Though the first wheelchair patent was handed out in the U.S. in 1869, the overall design of it hasn’t changed much in the years since. It’s basically a seat with wheels attached. Sometimes it’ll have footrests, or handles on the back for someone to help propel the person forward. One of the most glaring flaws of a wheelchair, however, is the fact that it cannot get up stairs. Remodeling a home or office to be wheelchair accessible can be time consuming and costly, too, since there’s more to it than just putting a ramp in front of your door. A team of Swiss students has now invented a new type of wheelchair capable of getting around the need for wheelchair ramps.

Enter the Scalevo Wheelchair, created by a team of 10 students at the Swiss Federal Institute of Technology (ETH Zurich) and the Zurich University of the Arts. The electric-powered Scalevo operates sort of like a Segway; when on flat ground, it uses two big wheels for balance, allowing the user to control movement by leaning forward or backward. It can also swivel on the spot to change direction, and features rubber tracks that resemble the treads of a tank. All of this can be summoned at the press of a button to allow the user to climb a staircase — even a spiral one.
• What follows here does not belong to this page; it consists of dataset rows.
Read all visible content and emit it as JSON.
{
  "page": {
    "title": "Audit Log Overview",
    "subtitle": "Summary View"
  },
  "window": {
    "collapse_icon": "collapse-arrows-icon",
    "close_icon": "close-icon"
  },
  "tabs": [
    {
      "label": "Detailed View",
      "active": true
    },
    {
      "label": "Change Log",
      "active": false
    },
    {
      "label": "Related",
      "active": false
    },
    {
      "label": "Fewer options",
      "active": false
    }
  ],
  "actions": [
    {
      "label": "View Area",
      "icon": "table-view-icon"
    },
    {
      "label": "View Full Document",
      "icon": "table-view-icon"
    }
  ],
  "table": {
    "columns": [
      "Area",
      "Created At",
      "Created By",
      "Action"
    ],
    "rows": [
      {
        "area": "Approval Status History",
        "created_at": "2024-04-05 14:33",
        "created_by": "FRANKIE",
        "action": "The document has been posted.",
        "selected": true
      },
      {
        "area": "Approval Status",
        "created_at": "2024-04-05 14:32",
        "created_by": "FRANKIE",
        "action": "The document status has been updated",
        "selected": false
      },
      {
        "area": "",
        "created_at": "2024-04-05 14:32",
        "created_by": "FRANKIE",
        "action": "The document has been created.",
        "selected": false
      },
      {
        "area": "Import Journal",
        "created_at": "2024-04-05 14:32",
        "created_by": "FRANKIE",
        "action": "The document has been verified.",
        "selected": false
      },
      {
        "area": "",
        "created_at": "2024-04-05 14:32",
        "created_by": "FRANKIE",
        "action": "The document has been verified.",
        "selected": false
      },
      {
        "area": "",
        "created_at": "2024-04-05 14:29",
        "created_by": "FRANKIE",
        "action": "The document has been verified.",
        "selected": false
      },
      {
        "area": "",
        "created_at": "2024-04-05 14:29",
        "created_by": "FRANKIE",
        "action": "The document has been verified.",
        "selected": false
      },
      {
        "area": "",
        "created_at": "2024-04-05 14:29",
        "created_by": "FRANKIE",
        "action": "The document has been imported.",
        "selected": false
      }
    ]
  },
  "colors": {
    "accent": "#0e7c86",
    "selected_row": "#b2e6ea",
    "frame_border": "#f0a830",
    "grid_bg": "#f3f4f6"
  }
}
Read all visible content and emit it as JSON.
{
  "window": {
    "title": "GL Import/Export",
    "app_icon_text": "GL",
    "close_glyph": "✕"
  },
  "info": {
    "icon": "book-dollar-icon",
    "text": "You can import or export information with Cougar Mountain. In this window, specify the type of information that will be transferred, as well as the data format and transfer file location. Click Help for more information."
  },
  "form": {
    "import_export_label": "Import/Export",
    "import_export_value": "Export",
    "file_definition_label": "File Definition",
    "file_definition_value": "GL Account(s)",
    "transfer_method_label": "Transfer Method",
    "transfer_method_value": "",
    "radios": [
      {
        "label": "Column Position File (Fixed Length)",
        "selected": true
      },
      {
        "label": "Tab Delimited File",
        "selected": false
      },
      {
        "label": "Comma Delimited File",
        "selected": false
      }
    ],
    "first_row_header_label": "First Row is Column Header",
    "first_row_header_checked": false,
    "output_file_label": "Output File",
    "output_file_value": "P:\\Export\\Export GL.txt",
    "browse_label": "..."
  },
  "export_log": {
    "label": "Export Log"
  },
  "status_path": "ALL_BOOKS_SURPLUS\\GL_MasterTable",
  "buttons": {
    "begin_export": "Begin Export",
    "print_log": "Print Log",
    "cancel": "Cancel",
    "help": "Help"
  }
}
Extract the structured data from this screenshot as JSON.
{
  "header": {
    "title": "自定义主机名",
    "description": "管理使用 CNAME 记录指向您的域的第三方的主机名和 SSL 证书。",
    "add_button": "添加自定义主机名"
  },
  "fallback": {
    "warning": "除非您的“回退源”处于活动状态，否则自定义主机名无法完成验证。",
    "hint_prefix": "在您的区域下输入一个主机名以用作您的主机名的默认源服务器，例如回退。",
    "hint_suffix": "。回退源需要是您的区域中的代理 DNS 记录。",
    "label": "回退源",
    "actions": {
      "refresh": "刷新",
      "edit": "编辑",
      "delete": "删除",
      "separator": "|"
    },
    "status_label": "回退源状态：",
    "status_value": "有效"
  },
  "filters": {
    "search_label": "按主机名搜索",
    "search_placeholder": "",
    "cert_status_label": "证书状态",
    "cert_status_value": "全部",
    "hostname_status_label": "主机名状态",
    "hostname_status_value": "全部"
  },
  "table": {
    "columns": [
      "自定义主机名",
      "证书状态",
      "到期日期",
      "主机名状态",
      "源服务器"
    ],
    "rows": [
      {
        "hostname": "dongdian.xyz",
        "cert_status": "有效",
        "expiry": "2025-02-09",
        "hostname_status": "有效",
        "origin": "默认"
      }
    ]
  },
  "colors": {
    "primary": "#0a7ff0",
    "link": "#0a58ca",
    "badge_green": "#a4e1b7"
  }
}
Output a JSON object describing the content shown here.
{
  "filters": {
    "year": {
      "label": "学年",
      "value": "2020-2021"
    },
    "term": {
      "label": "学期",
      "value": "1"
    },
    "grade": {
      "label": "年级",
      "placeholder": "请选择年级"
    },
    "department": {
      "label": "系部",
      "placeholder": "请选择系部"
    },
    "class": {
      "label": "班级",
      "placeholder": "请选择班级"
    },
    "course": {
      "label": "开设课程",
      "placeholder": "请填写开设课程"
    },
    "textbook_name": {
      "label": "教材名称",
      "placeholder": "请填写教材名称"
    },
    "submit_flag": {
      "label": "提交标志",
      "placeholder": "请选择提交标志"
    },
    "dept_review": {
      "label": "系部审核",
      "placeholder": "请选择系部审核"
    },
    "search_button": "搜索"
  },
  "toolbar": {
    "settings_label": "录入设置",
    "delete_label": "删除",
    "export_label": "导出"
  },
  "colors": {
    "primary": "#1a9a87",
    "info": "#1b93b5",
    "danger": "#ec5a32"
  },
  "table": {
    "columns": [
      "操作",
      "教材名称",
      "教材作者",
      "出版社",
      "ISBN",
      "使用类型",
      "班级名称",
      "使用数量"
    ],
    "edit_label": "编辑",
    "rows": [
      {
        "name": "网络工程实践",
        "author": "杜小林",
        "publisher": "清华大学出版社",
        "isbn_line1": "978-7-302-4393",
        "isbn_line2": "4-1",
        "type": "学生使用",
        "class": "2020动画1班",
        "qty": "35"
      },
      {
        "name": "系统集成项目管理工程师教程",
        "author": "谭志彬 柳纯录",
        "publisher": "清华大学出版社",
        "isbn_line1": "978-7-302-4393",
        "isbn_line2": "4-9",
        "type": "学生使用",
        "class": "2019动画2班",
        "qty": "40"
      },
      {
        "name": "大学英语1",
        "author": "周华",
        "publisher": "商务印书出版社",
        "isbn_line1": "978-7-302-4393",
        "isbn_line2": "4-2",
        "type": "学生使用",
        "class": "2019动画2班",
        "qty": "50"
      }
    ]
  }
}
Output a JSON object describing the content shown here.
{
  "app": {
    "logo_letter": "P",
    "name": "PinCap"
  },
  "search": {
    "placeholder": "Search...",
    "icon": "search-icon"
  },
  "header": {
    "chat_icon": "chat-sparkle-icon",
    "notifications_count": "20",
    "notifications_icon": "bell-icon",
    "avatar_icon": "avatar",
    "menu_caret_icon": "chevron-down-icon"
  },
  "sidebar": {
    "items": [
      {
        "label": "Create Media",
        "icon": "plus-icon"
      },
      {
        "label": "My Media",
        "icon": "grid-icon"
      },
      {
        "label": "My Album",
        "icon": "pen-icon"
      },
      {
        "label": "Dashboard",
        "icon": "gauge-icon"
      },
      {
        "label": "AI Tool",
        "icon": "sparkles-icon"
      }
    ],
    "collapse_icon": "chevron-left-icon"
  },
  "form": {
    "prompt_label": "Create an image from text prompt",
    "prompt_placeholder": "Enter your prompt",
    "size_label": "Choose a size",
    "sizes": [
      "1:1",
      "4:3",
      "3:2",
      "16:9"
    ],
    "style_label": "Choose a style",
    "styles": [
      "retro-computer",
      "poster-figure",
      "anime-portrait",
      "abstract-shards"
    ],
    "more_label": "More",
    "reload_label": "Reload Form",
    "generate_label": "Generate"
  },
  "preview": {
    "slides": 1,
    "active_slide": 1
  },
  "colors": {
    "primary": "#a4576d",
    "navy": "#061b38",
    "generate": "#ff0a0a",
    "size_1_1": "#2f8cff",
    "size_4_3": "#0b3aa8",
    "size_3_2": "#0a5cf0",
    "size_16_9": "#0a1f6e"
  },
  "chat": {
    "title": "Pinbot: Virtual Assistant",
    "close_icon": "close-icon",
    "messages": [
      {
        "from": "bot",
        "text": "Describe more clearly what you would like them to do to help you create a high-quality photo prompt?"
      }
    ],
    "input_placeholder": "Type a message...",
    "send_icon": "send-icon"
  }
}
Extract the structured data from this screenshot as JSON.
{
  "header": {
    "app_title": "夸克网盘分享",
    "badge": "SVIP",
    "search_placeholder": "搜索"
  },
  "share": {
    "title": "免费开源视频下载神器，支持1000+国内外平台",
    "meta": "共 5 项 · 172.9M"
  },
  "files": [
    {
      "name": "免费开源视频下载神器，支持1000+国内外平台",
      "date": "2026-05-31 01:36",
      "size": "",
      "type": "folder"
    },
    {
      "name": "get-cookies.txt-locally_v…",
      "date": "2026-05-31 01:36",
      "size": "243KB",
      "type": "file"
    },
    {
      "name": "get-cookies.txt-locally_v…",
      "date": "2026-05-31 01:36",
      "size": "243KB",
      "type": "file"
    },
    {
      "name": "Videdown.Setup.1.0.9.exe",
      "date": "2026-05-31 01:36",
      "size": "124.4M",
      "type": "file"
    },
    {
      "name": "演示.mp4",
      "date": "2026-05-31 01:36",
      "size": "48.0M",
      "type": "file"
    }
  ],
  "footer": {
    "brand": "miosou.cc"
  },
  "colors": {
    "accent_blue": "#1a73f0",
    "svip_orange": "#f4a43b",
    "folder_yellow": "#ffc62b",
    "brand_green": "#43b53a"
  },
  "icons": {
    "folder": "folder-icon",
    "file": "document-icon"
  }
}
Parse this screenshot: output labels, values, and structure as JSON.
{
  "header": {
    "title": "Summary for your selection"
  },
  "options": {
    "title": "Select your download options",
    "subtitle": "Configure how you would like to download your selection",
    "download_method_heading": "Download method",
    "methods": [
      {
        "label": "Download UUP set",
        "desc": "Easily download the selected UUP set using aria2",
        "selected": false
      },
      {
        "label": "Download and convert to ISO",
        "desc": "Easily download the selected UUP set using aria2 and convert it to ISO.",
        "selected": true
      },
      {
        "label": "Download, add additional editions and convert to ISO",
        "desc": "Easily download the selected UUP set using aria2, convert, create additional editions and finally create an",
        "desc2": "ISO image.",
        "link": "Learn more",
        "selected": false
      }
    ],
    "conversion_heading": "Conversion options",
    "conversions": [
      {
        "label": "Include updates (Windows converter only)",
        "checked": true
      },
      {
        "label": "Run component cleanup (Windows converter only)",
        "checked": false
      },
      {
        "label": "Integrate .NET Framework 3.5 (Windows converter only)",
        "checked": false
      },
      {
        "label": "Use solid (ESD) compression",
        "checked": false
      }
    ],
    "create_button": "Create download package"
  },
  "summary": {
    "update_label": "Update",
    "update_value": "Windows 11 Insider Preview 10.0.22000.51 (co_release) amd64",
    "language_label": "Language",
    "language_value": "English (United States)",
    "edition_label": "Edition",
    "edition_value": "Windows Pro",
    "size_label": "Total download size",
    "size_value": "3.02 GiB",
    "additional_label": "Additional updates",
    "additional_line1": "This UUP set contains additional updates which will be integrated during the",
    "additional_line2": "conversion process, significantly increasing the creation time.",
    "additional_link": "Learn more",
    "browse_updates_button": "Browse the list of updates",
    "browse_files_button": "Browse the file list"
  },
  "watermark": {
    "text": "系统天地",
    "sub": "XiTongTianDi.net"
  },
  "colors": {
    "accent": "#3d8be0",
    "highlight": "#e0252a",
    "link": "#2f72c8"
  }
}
According to Miro Voellmy, one of the chair’s creators, the rubber tracks make the system completely safe, even on cracked or uneven staircases. “Tracks are excellent for this use because they have a very large footprint, which makes it near impossible to tilt, and they are also very smooth, so it doesn’t feel like you’re driving up stairs, it just feels like you’re driving up a ramp because they’re so flat and they adapt to the stair profile,” Voellmy said in a press release. “So it doesn’t matter if the stair is wooden or metal or glass, the tracks grip and there’s no danger of slipping.”

When Scalevo reaches a set of stairs, the user turns the wheelchair around because, as you’ll see in the video below, Scalevo ascends stairs backwards. With the press of a button, the user lowers the tracks, which grip onto the first step of the stairs and slowly move the whole chair upward. As it gets further up the stairs, a small set of wheels appear to ensure that it doesn’t tip over. The user is able to see what is below them as they travel, and what is ahead of them on the stairs through a small camera fitted to the arm of Scalevo. This works in the same way that a car’s backup camera works.

Every process the Scalevo goes through is automated, except speed, making it easy to use. “If I want to climb the stairs I can just drive up to them, turn around, press one button and all I have to do is control the velocity I want to drive at,” Voellmy said. “The alignment on the stairs, the leveling of the wheelchair driver, is automated and the user can control it, he can view the back with a back-facing camera, and have a full, safe, driving experience.”

The Swiss team hopes that their design will one day negate the need for wheelchair-accessible ramps and in-house stair lifts, which would make remodeling a home less drastic and costly — the Scalevo is also very compact. They believe that by the time Scalevo reaches the market, its price will be only be slightly more expensive than the traditional wheelchair.